A small thing maybe, but games with Polyhedral dice take longer than games like Traveller which uses all-d6’s. In games with variable dice types, it takes a few seconds to pick out what dice to use for damage. If a game uses Polyhedral dice, but at least standardizes the key dice rolls (d20 for all checks and attacks in D&D, d100 for all checks and attacks in BRP), it will be faster.

Savage Worlds by contrast potentially uses different dice for each check (if you have a d8 in Vigor but a d4 in Agility you’re selecting different dice as the GM calls for different checks).

Exploding Dice & Raises

I’m a big fan of the energy that exploding dice (also called ‘Acing’) which Savage Worlds uses. However, it does take time to tally up the rolls and do the extra math of division to calculate raises.

Extra Rolls

In Savage Worlds there are lots of extra dice rolls (running means another die roll, damage dice exploding means more dice rolled, a wild dice in addition to Trait die needs a separate roll to evaluate with a separate explosion). I like rolling dice, but with more die rolls comes more time spent.

Rules Debates / Complex rules

The more rules that are in a game, the more confusion and debate will result. Pathfinder is likely the biggest rules-lawyering-debate system I’ve played. Even Savage Worlds isn’t immune to rules discussions. The simpler the game, the fewer rules debates, the faster it plays.

Other Factors

There are some other techniques which I’ve considered which effect game play but lesser so combat time.

Theater of the Mind and Miniatures

Running abstract (or narrative) combat without minis is something I love.
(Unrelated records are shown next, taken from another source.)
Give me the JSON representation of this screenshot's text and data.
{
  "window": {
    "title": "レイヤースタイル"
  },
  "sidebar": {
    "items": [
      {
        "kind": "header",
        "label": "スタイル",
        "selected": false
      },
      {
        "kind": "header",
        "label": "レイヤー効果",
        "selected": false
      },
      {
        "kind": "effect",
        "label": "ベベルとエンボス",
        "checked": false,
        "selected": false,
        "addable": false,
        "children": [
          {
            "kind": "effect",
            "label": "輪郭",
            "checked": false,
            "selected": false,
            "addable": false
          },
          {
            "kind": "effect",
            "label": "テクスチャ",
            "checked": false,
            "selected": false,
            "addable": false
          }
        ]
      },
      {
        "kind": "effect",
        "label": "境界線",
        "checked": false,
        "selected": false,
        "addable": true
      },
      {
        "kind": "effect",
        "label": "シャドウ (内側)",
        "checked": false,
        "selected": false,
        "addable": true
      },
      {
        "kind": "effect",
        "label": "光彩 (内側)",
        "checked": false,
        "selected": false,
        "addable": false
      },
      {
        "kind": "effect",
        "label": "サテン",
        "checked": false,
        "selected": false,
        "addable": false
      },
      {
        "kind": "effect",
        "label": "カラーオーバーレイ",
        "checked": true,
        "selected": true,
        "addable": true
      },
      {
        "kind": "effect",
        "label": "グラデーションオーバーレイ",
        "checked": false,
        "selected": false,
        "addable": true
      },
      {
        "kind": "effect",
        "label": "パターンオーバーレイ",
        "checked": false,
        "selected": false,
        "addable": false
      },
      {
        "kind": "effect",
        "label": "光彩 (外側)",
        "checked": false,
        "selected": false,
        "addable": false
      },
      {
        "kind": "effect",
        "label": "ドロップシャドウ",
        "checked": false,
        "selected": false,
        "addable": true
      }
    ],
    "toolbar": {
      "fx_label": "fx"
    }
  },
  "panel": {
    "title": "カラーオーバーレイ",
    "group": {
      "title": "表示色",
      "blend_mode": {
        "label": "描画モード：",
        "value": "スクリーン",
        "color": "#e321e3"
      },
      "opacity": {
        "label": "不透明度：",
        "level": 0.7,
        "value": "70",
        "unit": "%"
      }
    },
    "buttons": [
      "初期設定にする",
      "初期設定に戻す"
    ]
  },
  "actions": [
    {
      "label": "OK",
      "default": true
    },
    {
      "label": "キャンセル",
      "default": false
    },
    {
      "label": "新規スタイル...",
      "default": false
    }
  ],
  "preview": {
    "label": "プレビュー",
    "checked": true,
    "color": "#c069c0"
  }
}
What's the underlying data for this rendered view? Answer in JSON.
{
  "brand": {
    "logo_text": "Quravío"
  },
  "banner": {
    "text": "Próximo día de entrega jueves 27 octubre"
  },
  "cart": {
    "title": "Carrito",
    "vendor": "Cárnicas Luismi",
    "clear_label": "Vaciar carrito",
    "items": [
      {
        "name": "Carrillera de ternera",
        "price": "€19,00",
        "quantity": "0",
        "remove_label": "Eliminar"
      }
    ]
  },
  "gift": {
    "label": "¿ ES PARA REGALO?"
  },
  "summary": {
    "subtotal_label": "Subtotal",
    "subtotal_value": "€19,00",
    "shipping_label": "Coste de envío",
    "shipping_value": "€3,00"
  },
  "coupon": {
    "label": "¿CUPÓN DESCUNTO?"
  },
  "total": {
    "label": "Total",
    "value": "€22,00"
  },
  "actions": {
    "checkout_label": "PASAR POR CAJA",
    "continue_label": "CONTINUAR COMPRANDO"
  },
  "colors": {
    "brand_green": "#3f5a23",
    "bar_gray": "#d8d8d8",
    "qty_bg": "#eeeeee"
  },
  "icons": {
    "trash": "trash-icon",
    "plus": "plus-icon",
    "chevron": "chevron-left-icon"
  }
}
It takes time to draw maps. But once the map is on the table, I don’t find having minis and counting squares to be too much of a time sink. Pathfinder is a bit of an exception, with the math you have to do for diagonal movement. That being said, counting squares does take a little time. 13th Age solves for this to some extent with its Engaged/Near/Far mechanics that is akin to Fate zones which still allow minis but dumps the counting of squares.

Minion & Mob Rules

Some games have minion (1 hit and they’re out) and mob (pooled hit points) rules. I’ve found this help logistics so that the gamemaster has less bookkeeping, but they don’t actually make combat go faster or slower. Some ways that people track Hit Points, like adding a die counter next to a miniature to track hit points lost, can slow things down a tad.


I would like to see a more quantitative analysis done of combat speed between different popular rules systems so that people can understand what systems are truly fast or slow, and what can be done to speed up combat.

I would say that many modern games like Fate and Savage Worlds are not actually faster than many hit point based traditional systems. Slow combat speed is not necessarily a drawback — some would say a long Fate RPG combat is cool and desirable. It all depends on what you want in a game.

But if your players are stacking dice during combat due to 30 minutes or more elapsing between their turns, you might want to revisit your rules system. There are fast games that are still cinematic. Perhaps the best story-game is one where you breeze past combat and keep the narrative flowing!